## What is required
What is the count of lines below that include "true"? Reply with nothing else.

## Data records
=====

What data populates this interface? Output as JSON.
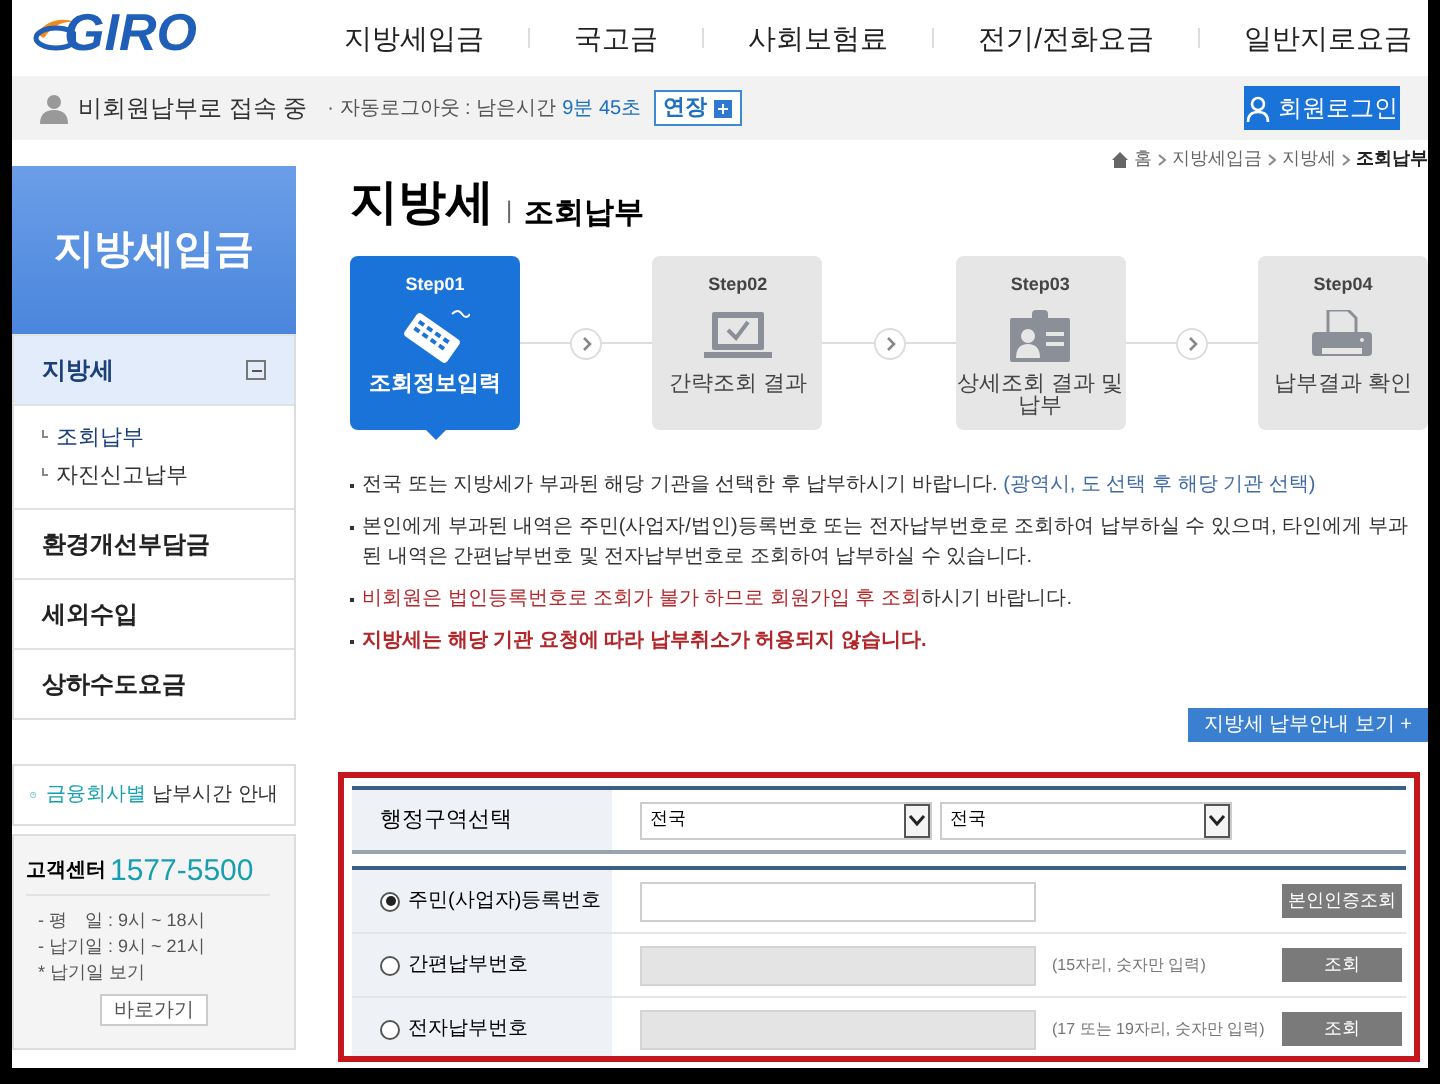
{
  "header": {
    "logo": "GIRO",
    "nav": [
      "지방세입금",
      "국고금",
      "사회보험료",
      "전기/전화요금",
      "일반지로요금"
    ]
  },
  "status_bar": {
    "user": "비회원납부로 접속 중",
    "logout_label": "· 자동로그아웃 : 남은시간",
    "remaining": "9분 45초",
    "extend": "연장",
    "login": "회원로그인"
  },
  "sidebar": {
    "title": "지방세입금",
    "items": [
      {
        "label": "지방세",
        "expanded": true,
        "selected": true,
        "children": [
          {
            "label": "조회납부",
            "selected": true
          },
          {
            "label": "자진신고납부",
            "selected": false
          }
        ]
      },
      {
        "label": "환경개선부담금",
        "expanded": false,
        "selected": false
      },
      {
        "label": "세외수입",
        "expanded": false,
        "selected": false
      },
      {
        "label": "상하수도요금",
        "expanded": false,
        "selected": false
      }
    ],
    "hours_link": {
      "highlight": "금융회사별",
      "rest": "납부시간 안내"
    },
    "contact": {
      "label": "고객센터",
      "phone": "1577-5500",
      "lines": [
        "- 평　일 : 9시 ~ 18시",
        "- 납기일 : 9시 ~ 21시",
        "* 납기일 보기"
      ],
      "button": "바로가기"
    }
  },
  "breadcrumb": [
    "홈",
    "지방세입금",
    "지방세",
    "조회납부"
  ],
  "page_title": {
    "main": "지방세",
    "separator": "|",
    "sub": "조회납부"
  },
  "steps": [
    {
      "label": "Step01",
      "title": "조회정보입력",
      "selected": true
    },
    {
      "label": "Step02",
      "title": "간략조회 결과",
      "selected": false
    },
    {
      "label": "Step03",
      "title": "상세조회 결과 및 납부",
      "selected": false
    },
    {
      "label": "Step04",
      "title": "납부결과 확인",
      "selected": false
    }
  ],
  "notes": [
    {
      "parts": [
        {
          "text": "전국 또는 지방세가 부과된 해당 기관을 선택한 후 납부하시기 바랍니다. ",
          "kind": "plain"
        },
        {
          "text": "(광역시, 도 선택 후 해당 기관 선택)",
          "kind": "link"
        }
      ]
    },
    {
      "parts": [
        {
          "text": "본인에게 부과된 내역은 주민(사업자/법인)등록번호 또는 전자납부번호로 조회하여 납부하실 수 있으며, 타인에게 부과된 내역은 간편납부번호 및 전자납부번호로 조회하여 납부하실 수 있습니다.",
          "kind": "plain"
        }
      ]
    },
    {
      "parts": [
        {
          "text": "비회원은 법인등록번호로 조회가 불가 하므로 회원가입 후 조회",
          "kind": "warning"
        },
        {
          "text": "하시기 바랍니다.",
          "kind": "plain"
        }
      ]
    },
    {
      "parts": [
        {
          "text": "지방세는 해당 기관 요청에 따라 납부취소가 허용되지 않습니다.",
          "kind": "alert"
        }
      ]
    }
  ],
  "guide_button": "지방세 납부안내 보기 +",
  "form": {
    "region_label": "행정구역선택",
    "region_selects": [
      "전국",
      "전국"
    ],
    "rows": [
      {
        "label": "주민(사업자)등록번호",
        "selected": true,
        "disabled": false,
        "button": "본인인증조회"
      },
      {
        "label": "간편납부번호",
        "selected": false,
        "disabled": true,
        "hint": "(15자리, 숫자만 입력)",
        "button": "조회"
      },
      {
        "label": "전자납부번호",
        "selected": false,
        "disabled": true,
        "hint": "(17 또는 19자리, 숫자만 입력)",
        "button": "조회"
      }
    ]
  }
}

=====

## Result of the task
7